**TO DO**
Wherever an image appears in the entries, drop it and reproduce everything else exactly.

**MATERIAL FOR THIS EXERCISE**
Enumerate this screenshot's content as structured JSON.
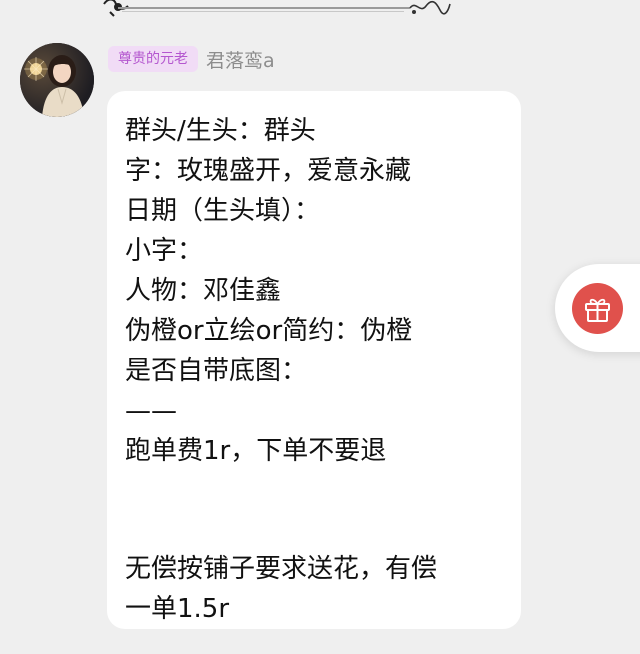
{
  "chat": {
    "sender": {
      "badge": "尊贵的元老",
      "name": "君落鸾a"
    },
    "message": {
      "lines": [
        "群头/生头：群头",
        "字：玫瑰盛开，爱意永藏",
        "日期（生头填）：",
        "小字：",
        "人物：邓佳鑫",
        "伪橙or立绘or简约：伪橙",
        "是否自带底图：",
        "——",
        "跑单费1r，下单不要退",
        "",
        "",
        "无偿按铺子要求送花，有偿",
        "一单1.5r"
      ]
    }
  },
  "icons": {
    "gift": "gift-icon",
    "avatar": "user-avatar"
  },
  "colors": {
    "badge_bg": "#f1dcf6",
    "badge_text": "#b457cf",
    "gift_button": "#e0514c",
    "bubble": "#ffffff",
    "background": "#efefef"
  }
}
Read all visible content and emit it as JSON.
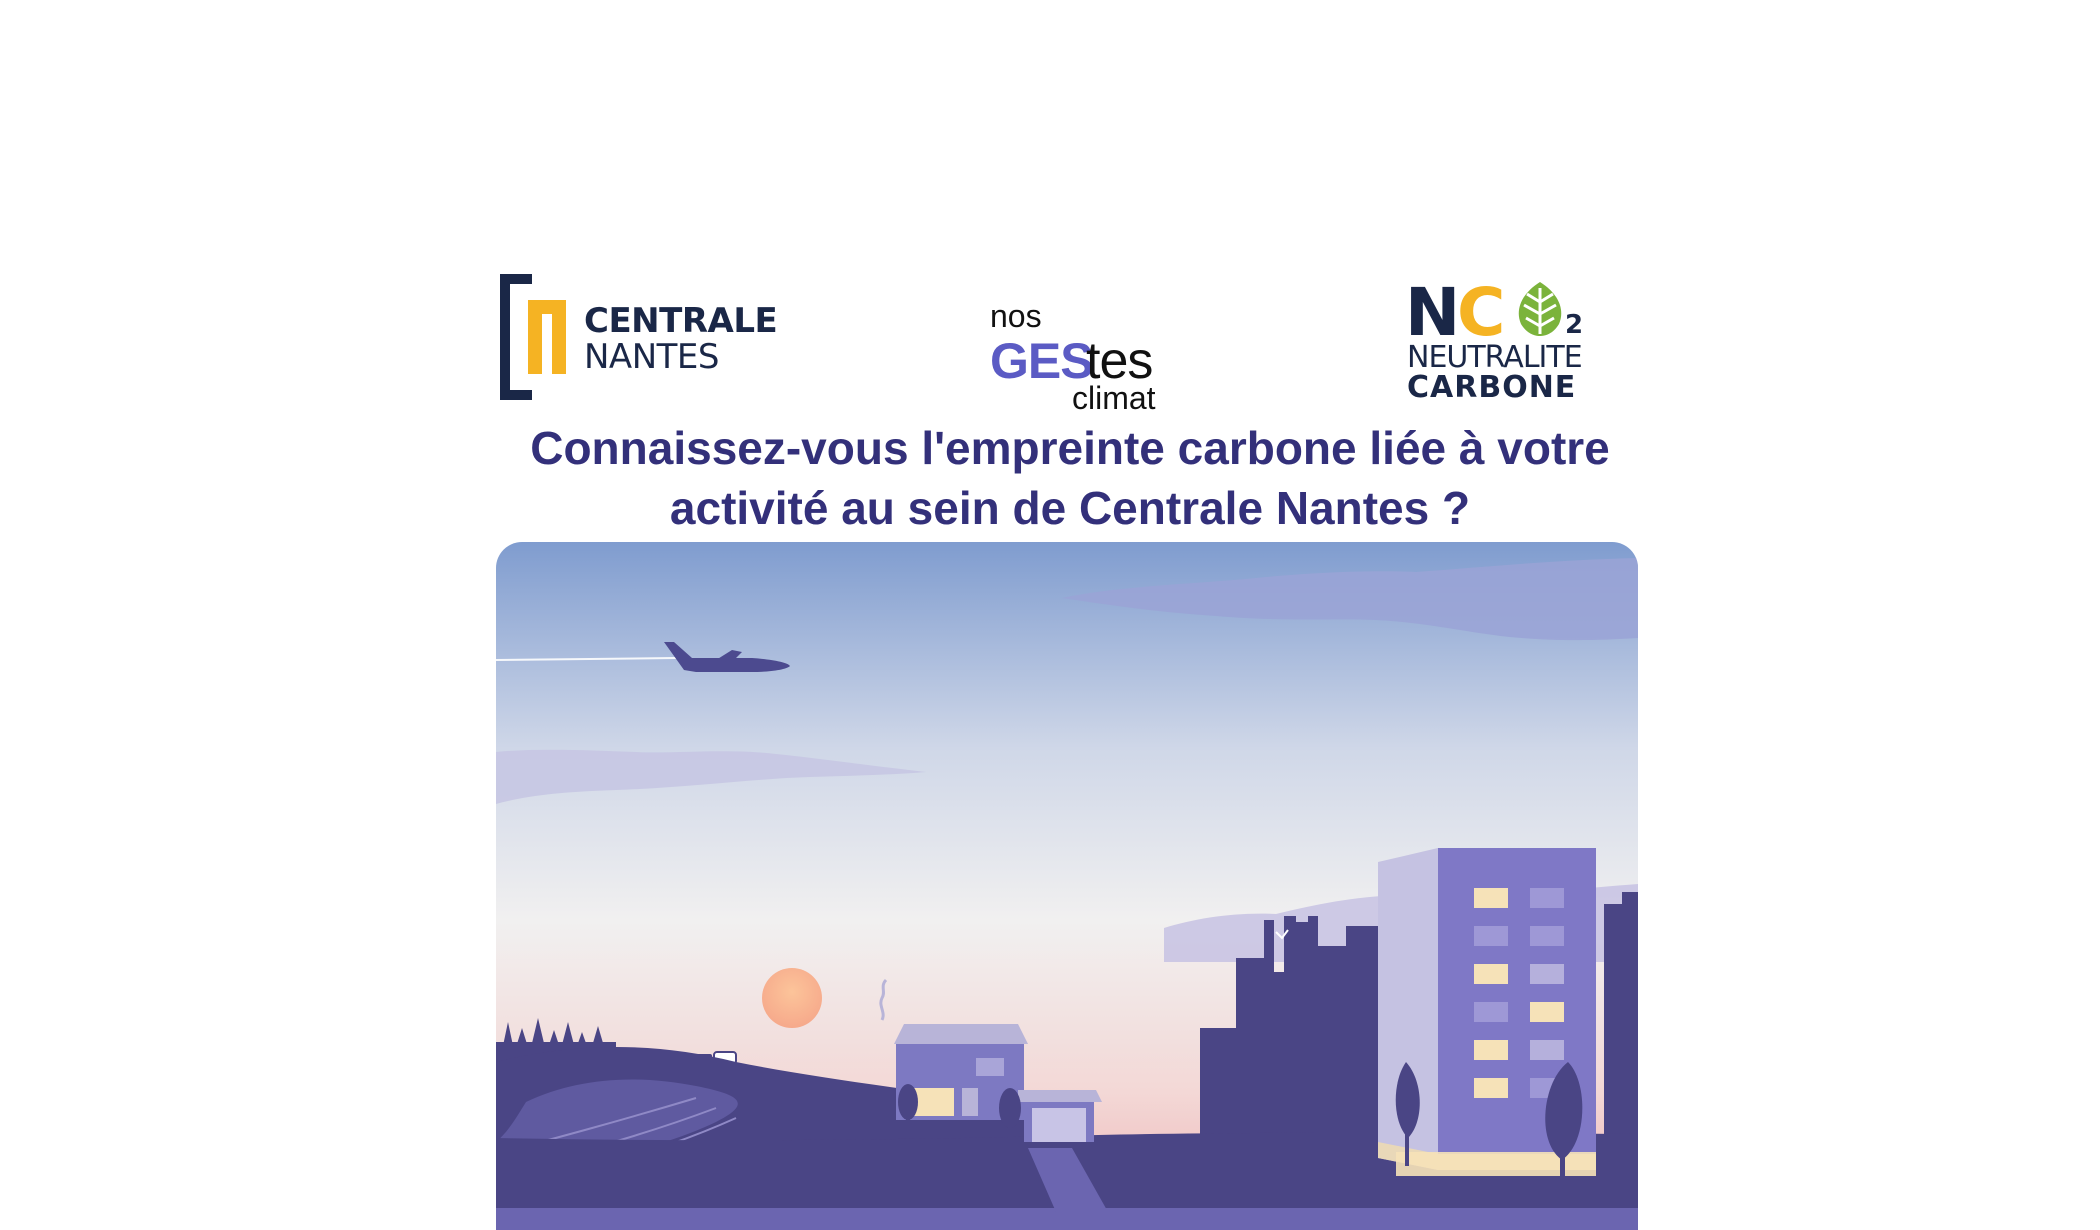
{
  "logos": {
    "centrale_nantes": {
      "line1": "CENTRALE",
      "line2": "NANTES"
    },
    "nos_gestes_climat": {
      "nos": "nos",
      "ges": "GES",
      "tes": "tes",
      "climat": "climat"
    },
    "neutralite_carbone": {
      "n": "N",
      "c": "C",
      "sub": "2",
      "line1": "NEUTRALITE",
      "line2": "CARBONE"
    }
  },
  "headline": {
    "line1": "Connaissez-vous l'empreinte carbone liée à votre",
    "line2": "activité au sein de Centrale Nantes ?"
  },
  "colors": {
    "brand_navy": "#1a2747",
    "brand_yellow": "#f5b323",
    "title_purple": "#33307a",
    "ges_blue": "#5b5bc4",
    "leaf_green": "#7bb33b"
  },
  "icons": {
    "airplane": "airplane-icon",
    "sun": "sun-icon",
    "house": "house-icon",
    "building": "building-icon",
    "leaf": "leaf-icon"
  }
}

**OUTPUT FOR THIS TASK**
Enumerate this screenshot's content as structured JSON.
{
  "chat": {
    "sender": {
      "badge": "尊贵的元老",
      "name": "君落鸾a"
    },
    "message": {
      "lines": [
        "群头/生头：群头",
        "字：玫瑰盛开，爱意永藏",
        "日期（生头填）：",
        "小字：",
        "人物：邓佳鑫",
        "伪橙or立绘or简约：伪橙",
        "是否自带底图：",
        "——",
        "跑单费1r，下单不要退",
        "",
        "",
        "无偿按铺子要求送花，有偿",
        "一单1.5r"
      ]
    }
  },
  "icons": {
    "gift": "gift-icon",
    "avatar": "user-avatar"
  },
  "colors": {
    "badge_bg": "#f1dcf6",
    "badge_text": "#b457cf",
    "gift_button": "#e0514c",
    "bubble": "#ffffff",
    "background": "#efefef"
  }
}
Read all visible content and emit it as JSON.
{
  "logos": {
    "centrale_nantes": {
      "line1": "CENTRALE",
      "line2": "NANTES"
    },
    "nos_gestes_climat": {
      "nos": "nos",
      "ges": "GES",
      "tes": "tes",
      "climat": "climat"
    },
    "neutralite_carbone": {
      "n": "N",
      "c": "C",
      "sub": "2",
      "line1": "NEUTRALITE",
      "line2": "CARBONE"
    }
  },
  "headline": {
    "line1": "Connaissez-vous l'empreinte carbone liée à votre",
    "line2": "activité au sein de Centrale Nantes ?"
  },
  "colors": {
    "brand_navy": "#1a2747",
    "brand_yellow": "#f5b323",
    "title_purple": "#33307a",
    "ges_blue": "#5b5bc4",
    "leaf_green": "#7bb33b"
  },
  "icons": {
    "airplane": "airplane-icon",
    "sun": "sun-icon",
    "house": "house-icon",
    "building": "building-icon",
    "leaf": "leaf-icon"
  }
}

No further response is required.